On the paddle back, Mseivers09 and I got in a two hundred yard sprint against the seasoned kayaker’s Kirbydox and Cachestacker and I’m not bragging (very much), but we went by them so fast, I got out of the kayak and began swimming to keep them from giving up altogether.
Kevin Beikert takes a photo out towards Morgan's point.

The bottom line is if you haven’t used one of our seven bays, Goose Creek Stream, or Cedar Bayou to enjoy Baytown waterways, you are simply missing out.
Larry Houston (HoustonControl) leads the way back to Bayland Park.  Mission accomplished!.


Comments

HoustonControl said…
Can I just post a link to this blog as my log on all of the geocaches?
Anonymous said…
Great Blog Bert

WTT-B2
Anonymous said…
Bert, I enjoyed your adventure!! Glad you had a good time !! Thanks for sharing it with us!

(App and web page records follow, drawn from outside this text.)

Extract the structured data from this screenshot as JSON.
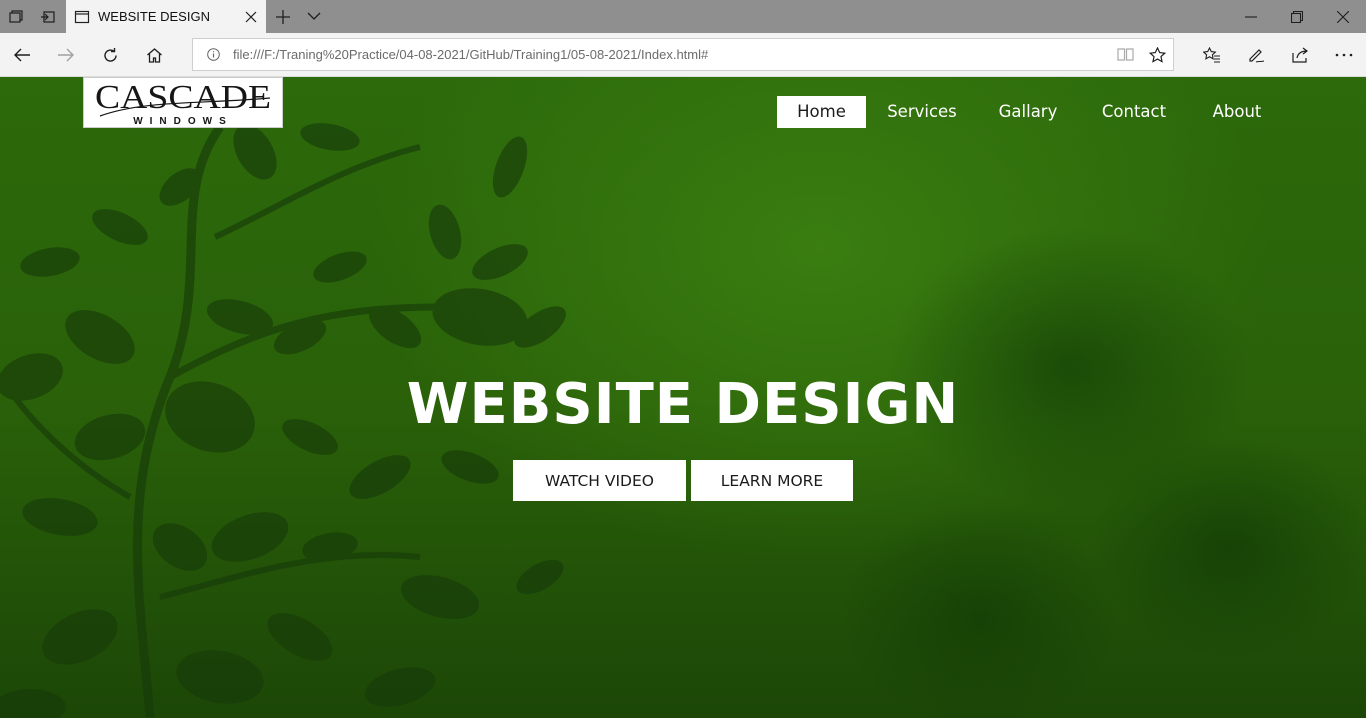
{
  "browser": {
    "tab": {
      "title": "WEBSITE DESIGN"
    },
    "address": {
      "url": "file:///F:/Traning%20Practice/04-08-2021/GitHub/Training1/05-08-2021/Index.html#"
    },
    "icons": [
      "tab-actions-icon",
      "set-aside-tabs-icon",
      "page-icon",
      "close-icon",
      "new-tab-icon",
      "chevron-down-icon",
      "minimize-icon",
      "restore-icon",
      "window-close-icon",
      "back-icon",
      "forward-icon",
      "refresh-icon",
      "home-icon",
      "info-icon",
      "reading-view-icon",
      "star-icon",
      "favorites-icon",
      "pen-icon",
      "share-icon",
      "more-icon"
    ]
  },
  "site": {
    "logo": {
      "brand": "CASCADE",
      "tagline": "W I N D O W S"
    },
    "nav": [
      {
        "label": "Home",
        "active": true
      },
      {
        "label": "Services"
      },
      {
        "label": "Gallary"
      },
      {
        "label": "Contact"
      },
      {
        "label": "About"
      }
    ],
    "hero": {
      "title": "WEBSITE DESIGN",
      "watch_label": "WATCH VIDEO",
      "learn_label": "LEARN MORE"
    },
    "colors": {
      "background": "#2a6109",
      "accent": "#ffffff",
      "leaf": "#1b3d0c"
    }
  }
}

Popular posts from this blog

Camp fires, wood smoke, and burning leaves.

When I was a kid, everyone burned leaves in the fall. I always enjoyed it so much.It was a happy time. Man, that smell was amazing and you couldn’t go anywhere without smelling it. Of course now I know that it is a major source of air pollution and those of us that live inside the city limits are restricted from doing it. I don’t think I would burn them anyway, choosing to compost instead.
The whole family would engage in raking the yard and the reward was burning the leaves. The thick gray smoke would pour out like liquid clouds and we would run through it. Afterward, we smelled like smoke, but we didn’t care. I would wager that most people under the age of 30 have never even raked leaves into a pile, let alone burn them.
Growing up in north Georgia in the late 60’s, my 3 brothers and I would camp out most of the summer and burn anything and everything on our campfire. At the end of summer there wouldn’t be a stick, pine cone, or needle on the ground. We smelled like mountain men a…

Riding the waves

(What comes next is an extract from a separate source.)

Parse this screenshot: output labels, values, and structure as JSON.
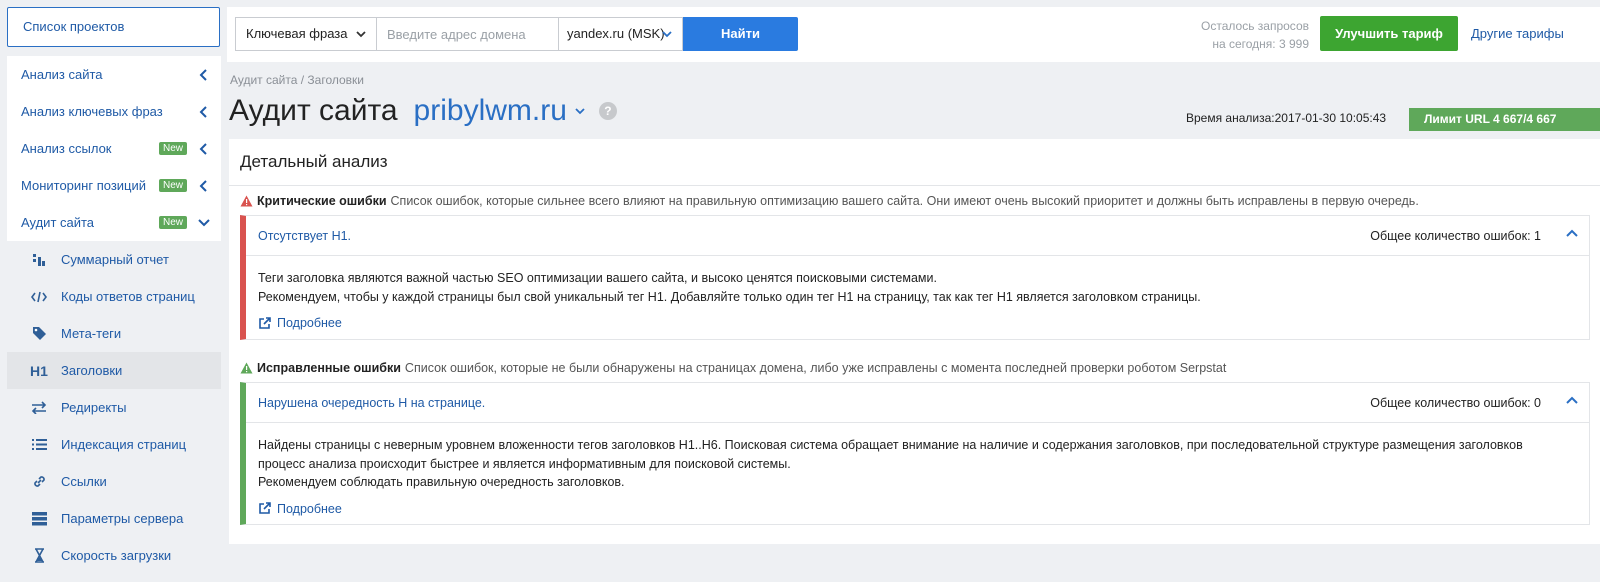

Back in 1974, after coming back to the USA from the unpleasant conflict in Southeast Asia, I was stationed at Vandenberg Air Force Base in Lompoc, California. Vandenberg has 20 miles of coastline that is basically closed to the public and people in residence, regardless if you are in the military or not. This rule didn’t seem to affect my fellow airmen and I from going body surfing on a lonely stretch of beach, far from controlling authorities. There was a submerged shelf that ran out a couple three hundred yards from the beach that was flat and about 6 feet deep.You could swim way out there and as the ocean waves came in, they would hit that shelf and make 5 feet high waves that white-capped all the way in. Now mind you, this was pre-Jaws and none of us had ever heard of a Great White shark. Year later I read where this stretch of beach was prime habitat and a couple years ago, an airman was killed right there.
We had been in the 65 degree water for about an hour and I was turning …

Reading, Writing, and Arithmetic

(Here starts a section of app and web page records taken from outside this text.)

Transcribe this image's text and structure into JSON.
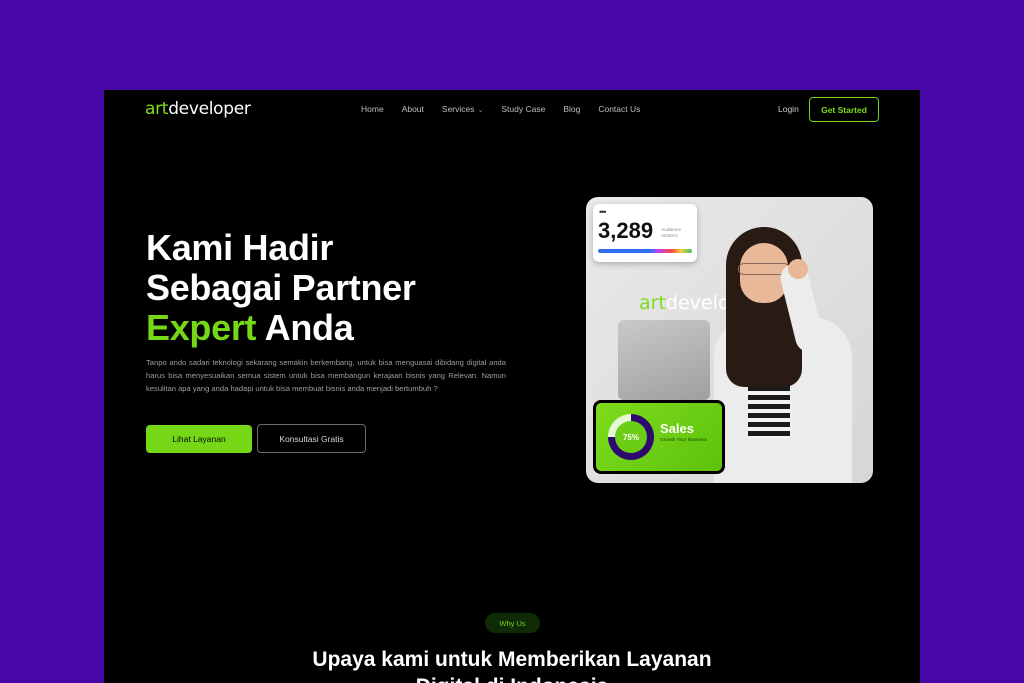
{
  "brand": {
    "logo_art": "art",
    "logo_dev": "developer",
    "accent": "#76d716",
    "outer_bg": "#4706a6"
  },
  "nav": {
    "items": [
      "Home",
      "About",
      "Services",
      "Study Case",
      "Blog",
      "Contact Us"
    ],
    "services_caret": "⌄",
    "login": "Login",
    "cta": "Get Started"
  },
  "hero": {
    "line1": "Kami Hadir",
    "line2": "Sebagai Partner",
    "line3_green": "Expert",
    "line3_white": " Anda",
    "paragraph": "Tanpo ando sadari teknologi sekarang semakin berkembang, untuk bisa menguasai dibidang digital anda harus bisa menyesuaikan semua sistem untuk bisa membangun kerajaan bisnis yang Relevan. Namun kesulitan apa yang anda hadapi untuk bisa membuat bisnis anda menjadi bertumbuh ?",
    "primary_button": "Lihat Layanan",
    "secondary_button": "Konsultasi Gratis"
  },
  "audience_card": {
    "dots": "•••",
    "value": "3,289",
    "label": "Audience Visitor's"
  },
  "photo_logo": {
    "art": "art",
    "dev": "developer"
  },
  "sales_card": {
    "percent": "75%",
    "title": "Sales",
    "subtitle": "Growth Your Business",
    "progress": 0.75
  },
  "why": {
    "badge": "Why Us",
    "title_line1": "Upaya kami untuk Memberikan Layanan",
    "title_line2": "Digital di Indonesia"
  }
}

I wish I could remember who it was that said you can get a basic education in three years, but let us take a look at Ben Franklin as an example of that. We have a family joke that the answer to almost any Jeopardy clue is almost always “Who was Ben Franklin?”
When I am asked who I would most likely enjoy an afternoon with, it is always Ol’ Ben, the only President of the United States, who was never the President of the United States. Did you know he was the master of self-promotion and a man I admire? Even as a young lad, if he spotted a person of higher station, he would grab a shovel or some tool and begin to work diligently. The person would see him and remark, “What a fine worker that young man is!”
I’ve read a couple of books on the man and it still amazes me that he did so much with so little organized education. “From 1714-1716, Franklin attended Boston Grammar School and George Brownell's English School (for one year each) but he was withdrawn due to the expense of formal…